Copy the records below exactly, leaving out any pictures.

Records shown below:

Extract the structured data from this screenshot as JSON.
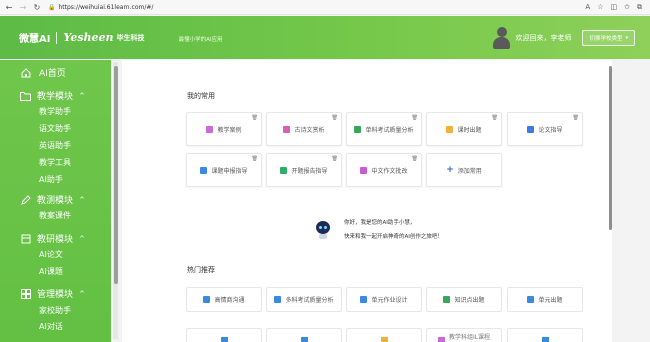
{
  "browser": {
    "url": "https://weihuiai.61learn.com/#/",
    "reader_label": "A",
    "icons": [
      "back-icon",
      "forward-icon",
      "refresh-icon",
      "lock-icon",
      "reader-icon",
      "star-icon",
      "split-icon",
      "favorites-icon",
      "collections-icon"
    ]
  },
  "header": {
    "brand_primary": "微慧AI",
    "brand_secondary": "Yesheen",
    "brand_secondary_cn": "毕生科技",
    "slogan": "最懂小学的AI应用",
    "welcome": "欢迎回来，李老师",
    "switch_label": "切换学校类型",
    "colors": {
      "gradient_start": "#5dbb46",
      "gradient_end": "#8ed05a"
    }
  },
  "sidebar": {
    "home": "AI首页",
    "groups": [
      {
        "label": "教学模块",
        "icon": "folder-icon",
        "items": [
          "教学助手",
          "语文助手",
          "英语助手",
          "教学工具",
          "AI助手"
        ]
      },
      {
        "label": "教测模块",
        "icon": "pen-icon",
        "items": [
          "教案课件"
        ]
      },
      {
        "label": "教研模块",
        "icon": "book-icon",
        "items": [
          "AI论文",
          "AI课题"
        ]
      },
      {
        "label": "管理模块",
        "icon": "grid-icon",
        "items": [
          "家校助手",
          "AI对话"
        ]
      }
    ],
    "color": "#66c246"
  },
  "favorites": {
    "title": "我的常用",
    "cards": [
      {
        "label": "教学案例",
        "icon_color": "#c86ad8"
      },
      {
        "label": "古诗文赏析",
        "icon_color": "#d95fb9"
      },
      {
        "label": "单科考试质量分析",
        "icon_color": "#3aa65a"
      },
      {
        "label": "课时出题",
        "icon_color": "#f0b234"
      },
      {
        "label": "论文指导",
        "icon_color": "#3a7be0"
      },
      {
        "label": "课题申报指导",
        "icon_color": "#3a8be0"
      },
      {
        "label": "开题报告指导",
        "icon_color": "#2fae6a"
      },
      {
        "label": "中文作文批改",
        "icon_color": "#c95bd6"
      }
    ],
    "add_label": "添加常用",
    "delete_icon": "trash-icon"
  },
  "assistant": {
    "line1": "你好，我是您的AI助手小慧，",
    "line2": "快来和我一起开启神奇的AI创作之旅吧！"
  },
  "hot": {
    "title": "热门推荐",
    "cards": [
      {
        "label": "高情商沟通",
        "icon_color": "#3a8be0"
      },
      {
        "label": "多科考试质量分析",
        "icon_color": "#3a8be0"
      },
      {
        "label": "单元作业设计",
        "icon_color": "#3a8be0"
      },
      {
        "label": "知识点出题",
        "icon_color": "#3aa65a"
      },
      {
        "label": "单元出题",
        "icon_color": "#3a8be0"
      }
    ],
    "partial_cards": [
      {
        "label": "",
        "icon_color": "#3a8be0"
      },
      {
        "label": "",
        "icon_color": "#3a8be0"
      },
      {
        "label": "",
        "icon_color": "#f0b234"
      },
      {
        "label": "教学科组IL课程",
        "icon_color": "#c86ad8"
      },
      {
        "label": "",
        "icon_color": "#3a8be0"
      }
    ]
  }
}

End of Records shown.

Your response >>
Extract the structured data from this screenshot as JSON.
{
  "browser": {
    "url": "https://weihuiai.61learn.com/#/",
    "reader_label": "A",
    "icons": [
      "back-icon",
      "forward-icon",
      "refresh-icon",
      "lock-icon",
      "reader-icon",
      "star-icon",
      "split-icon",
      "favorites-icon",
      "collections-icon"
    ]
  },
  "header": {
    "brand_primary": "微慧AI",
    "brand_secondary": "Yesheen",
    "brand_secondary_cn": "毕生科技",
    "slogan": "最懂小学的AI应用",
    "welcome": "欢迎回来，李老师",
    "switch_label": "切换学校类型",
    "colors": {
      "gradient_start": "#5dbb46",
      "gradient_end": "#8ed05a"
    }
  },
  "sidebar": {
    "home": "AI首页",
    "groups": [
      {
        "label": "教学模块",
        "icon": "folder-icon",
        "items": [
          "教学助手",
          "语文助手",
          "英语助手",
          "教学工具",
          "AI助手"
        ]
      },
      {
        "label": "教测模块",
        "icon": "pen-icon",
        "items": [
          "教案课件"
        ]
      },
      {
        "label": "教研模块",
        "icon": "book-icon",
        "items": [
          "AI论文",
          "AI课题"
        ]
      },
      {
        "label": "管理模块",
        "icon": "grid-icon",
        "items": [
          "家校助手",
          "AI对话"
        ]
      }
    ],
    "color": "#66c246"
  },
  "favorites": {
    "title": "我的常用",
    "cards": [
      {
        "label": "教学案例",
        "icon_color": "#c86ad8"
      },
      {
        "label": "古诗文赏析",
        "icon_color": "#d95fb9"
      },
      {
        "label": "单科考试质量分析",
        "icon_color": "#3aa65a"
      },
      {
        "label": "课时出题",
        "icon_color": "#f0b234"
      },
      {
        "label": "论文指导",
        "icon_color": "#3a7be0"
      },
      {
        "label": "课题申报指导",
        "icon_color": "#3a8be0"
      },
      {
        "label": "开题报告指导",
        "icon_color": "#2fae6a"
      },
      {
        "label": "中文作文批改",
        "icon_color": "#c95bd6"
      }
    ],
    "add_label": "添加常用",
    "delete_icon": "trash-icon"
  },
  "assistant": {
    "line1": "你好，我是您的AI助手小慧，",
    "line2": "快来和我一起开启神奇的AI创作之旅吧！"
  },
  "hot": {
    "title": "热门推荐",
    "cards": [
      {
        "label": "高情商沟通",
        "icon_color": "#3a8be0"
      },
      {
        "label": "多科考试质量分析",
        "icon_color": "#3a8be0"
      },
      {
        "label": "单元作业设计",
        "icon_color": "#3a8be0"
      },
      {
        "label": "知识点出题",
        "icon_color": "#3aa65a"
      },
      {
        "label": "单元出题",
        "icon_color": "#3a8be0"
      }
    ],
    "partial_cards": [
      {
        "label": "",
        "icon_color": "#3a8be0"
      },
      {
        "label": "",
        "icon_color": "#3a8be0"
      },
      {
        "label": "",
        "icon_color": "#f0b234"
      },
      {
        "label": "教学科组IL课程",
        "icon_color": "#c86ad8"
      },
      {
        "label": "",
        "icon_color": "#3a8be0"
      }
    ]
  }
}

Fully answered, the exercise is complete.